Householders who try to use strict planning rules to cripple British racing venues are about to be made a general election issue by the UK’s motorsport governing body.
The Motor Sports Association (MSA) also plans to highlight the idea that racing can be one of the best possible testing grounds for environmental innovations.
It has launched a new manifesto to coincide with the General Election setting out the three key issues that it believes are currently most important to the sport.
On the issue of “greening” motorsport it says: “The MSA would be pleased to work with government and the automotive industry to pilot new initiatives and explore new opportunities to bring forward environmental benefits.
“Such initiatives could include the use of alternative energies, low-impact tyres on gravel roads, limits on the number of tyres permitted for use in competition, reductions in acceptable noise levels and the promotion of economy runs.
“The MSA believes that motor sport can take a pro-active lead in bringing forward the introduction of environmental technologies and assist their acceptance by demonstrating their potential in a competitive context.”
As well as the possibilities of using motorsport as an environmental testbed it will be campaigning on planning laws that hinder the ability of circuits to run events and on the difficulty of holding races on public roads.
Action on addressing noise challenges
Action to address noise challenges will be welcomed by many fans who have seen racing on a succession of circuits limited by rules specifying very tight conditions about when and how often cars can run.
Many feel that a more satisfactory balance needs to be found between the needs of the sport and the statutory requirements to limit noise nuisance.
On this issue the manifesto says: “MSA members, specifically clubs and venues, are alarmed by an increasingly vocal minority who have started to take legal recourse to prevent the continued running of officially designated and controlled motor sport events.
“Using the legislative powers under the Tort of Nuisance, local residents are threatening to further restrict the use of designated motor sport venues.
“This threatens the commercial viability of these venues and by extension the wider motor sport industry that underpins the UK’s world-leading high-performance engineering sector.”
It gives the example of Croft in North Yorkshire which lost a case last year bought by a disaffected local resident who the MSA says did not have the support of the local community.
As a result the circuit has had to cut back dramatically on its motorsport offering despite not having altered the nature of its activities or breached any planning rules.
The manifesto continues: “The inevitable negative knock-on effect has been a reduction in the numbers of local people employed, a decrease in the economic benefit to the area through the use of local hotels, restaurants and suppliers, and the loss of a leisure amenity not only to participants but also to volunteer officials, spectators and locals.
“The experience of the governing body for motorcycle sport, the Auto-Cycle Union (ACU), demonstrates that where adequate facilities do not exist for organised motor sport, riders will conduct illegal and un-regulated activity that causes far greater disturbance and inconvenience for the local community.
“A number of similar situations are nearing the courts and the MSA would be pleased to work closely with government to provide clear guidance for the courts in similar circumstances, while acknowledging that this is not an issue limited in its impact to the motor sport community.”
The organisation is also looking to show the strength of support on the issue of holding Closed Road events on mainland Britain without the need to resort to an Act of Parliament to suspend the Road Traffic Act, as is currently necessary.
It is calling on its 50,000 members to sign an online petition which can be found by following the link.
It also suggests the manifesto as a resource and source of information for anyone wanting to discuss the issues it raises with their prospective parliamentary candidates.
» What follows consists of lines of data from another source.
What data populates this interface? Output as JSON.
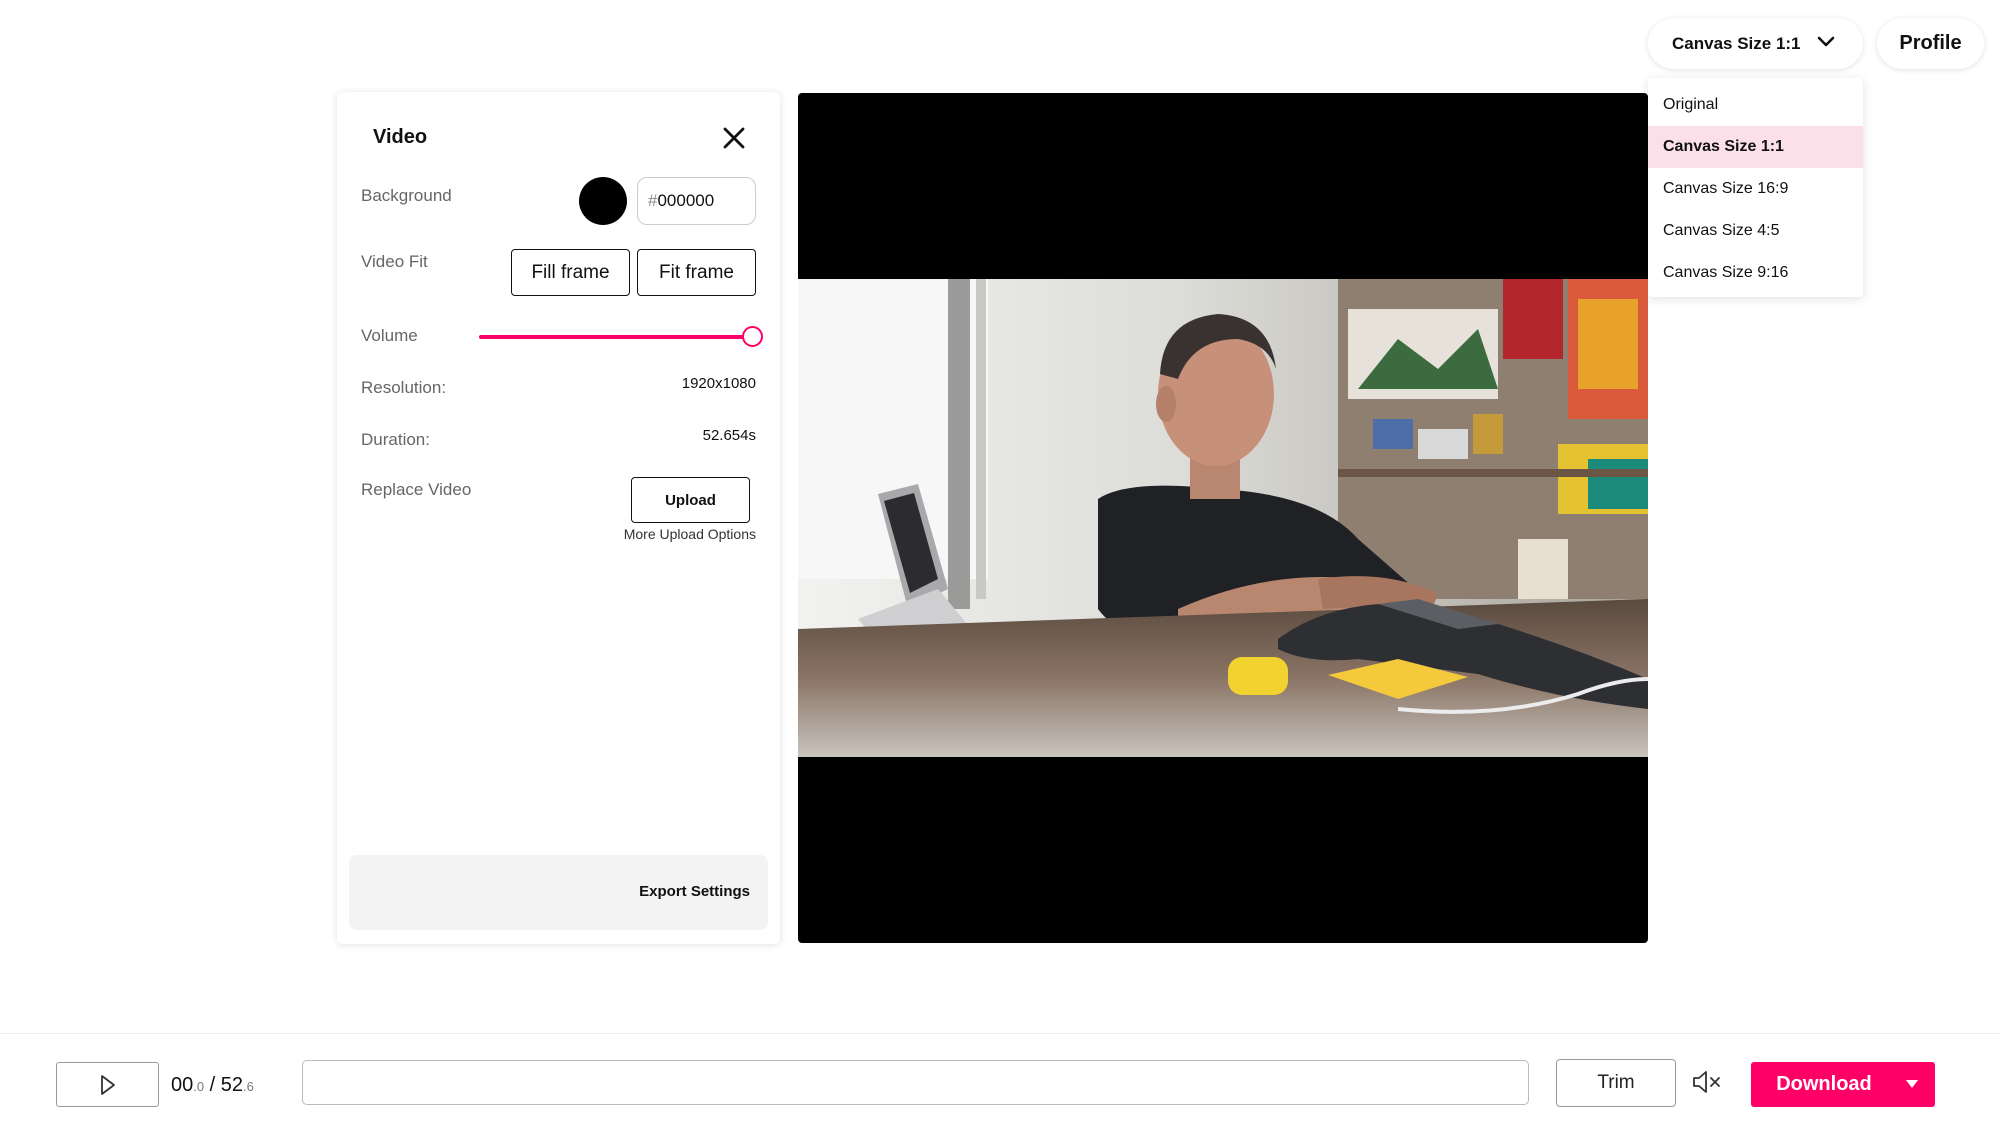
{
  "header": {
    "canvas_select_label": "Canvas Size 1:1",
    "profile_label": "Profile",
    "canvas_options": [
      {
        "label": "Original"
      },
      {
        "label": "Canvas Size 1:1",
        "selected": true
      },
      {
        "label": "Canvas Size 16:9"
      },
      {
        "label": "Canvas Size 4:5"
      },
      {
        "label": "Canvas Size 9:16"
      }
    ]
  },
  "panel": {
    "title": "Video",
    "background_label": "Background",
    "background_color": "#000000",
    "hex_prefix": "#",
    "hex_value": "000000",
    "video_fit_label": "Video Fit",
    "fill_frame_label": "Fill frame",
    "fit_frame_label": "Fit frame",
    "volume_label": "Volume",
    "volume_level": 1.0,
    "resolution_label": "Resolution:",
    "resolution_value": "1920x1080",
    "duration_label": "Duration:",
    "duration_value": "52.654s",
    "replace_video_label": "Replace Video",
    "upload_label": "Upload",
    "more_upload_label": "More Upload Options",
    "export_settings_label": "Export Settings"
  },
  "bottom": {
    "time_current_main": "00",
    "time_current_frac": ".0",
    "time_separator": " / ",
    "time_total_main": "52",
    "time_total_frac": ".6",
    "trim_label": "Trim",
    "download_label": "Download"
  },
  "colors": {
    "accent": "#ff0066",
    "selected_option_bg": "#fbe0ea"
  },
  "icons": [
    "chevron-down-icon",
    "close-icon",
    "play-icon",
    "mute-icon",
    "caret-down-icon"
  ]
}
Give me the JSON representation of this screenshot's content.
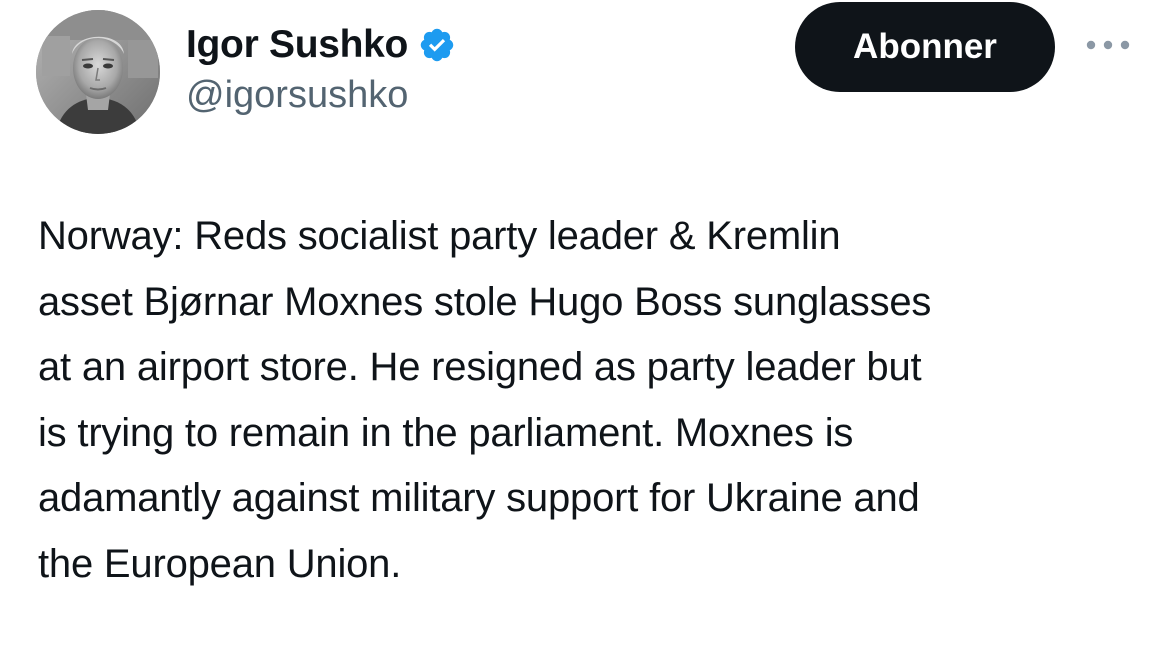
{
  "author": {
    "display_name": "Igor Sushko",
    "handle": "@igorsushko",
    "verified_icon": "verified-badge-icon",
    "avatar_icon": "profile-photo"
  },
  "header": {
    "follow_label": "Abonner",
    "more_icon": "more-options-icon"
  },
  "tweet": {
    "lines": [
      "Norway: Reds socialist party leader & Kremlin",
      "asset Bjørnar Moxnes stole Hugo Boss sunglasses",
      "at an airport store. He resigned as party leader but",
      "is trying to remain in the parliament. Moxnes is",
      "adamantly against military support for Ukraine and",
      "the European Union."
    ]
  },
  "colors": {
    "text": "#0f1419",
    "secondary_text": "#536471",
    "button_bg": "#0f1419",
    "button_text": "#ffffff",
    "verified_blue": "#1d9bf0",
    "background": "#ffffff"
  }
}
A draft letter to send out to them can be downloaded by following the manifesto link.
The organisation says it will also be looking to discuss the manifesto with government during 2010 at private meetings, events and the party conferences due to be held in the autumn.
Colin Hilton, MSA Chief Executive, said of the project: “The MSA has made great strides in the past 18 months with its Public Affairs campaign, raising the profile of the sport and highlighting our development programmes to key ministers and shadows.
“The 2010 manifesto sets out our strategic priorities for the coming year, but can also be a useful tool for any of our members that might like to make the case for motor sport to their MPs and PPCs.
“We would particularly encourage everyone to demonstrate the level of support for closed road events by signing the petition.”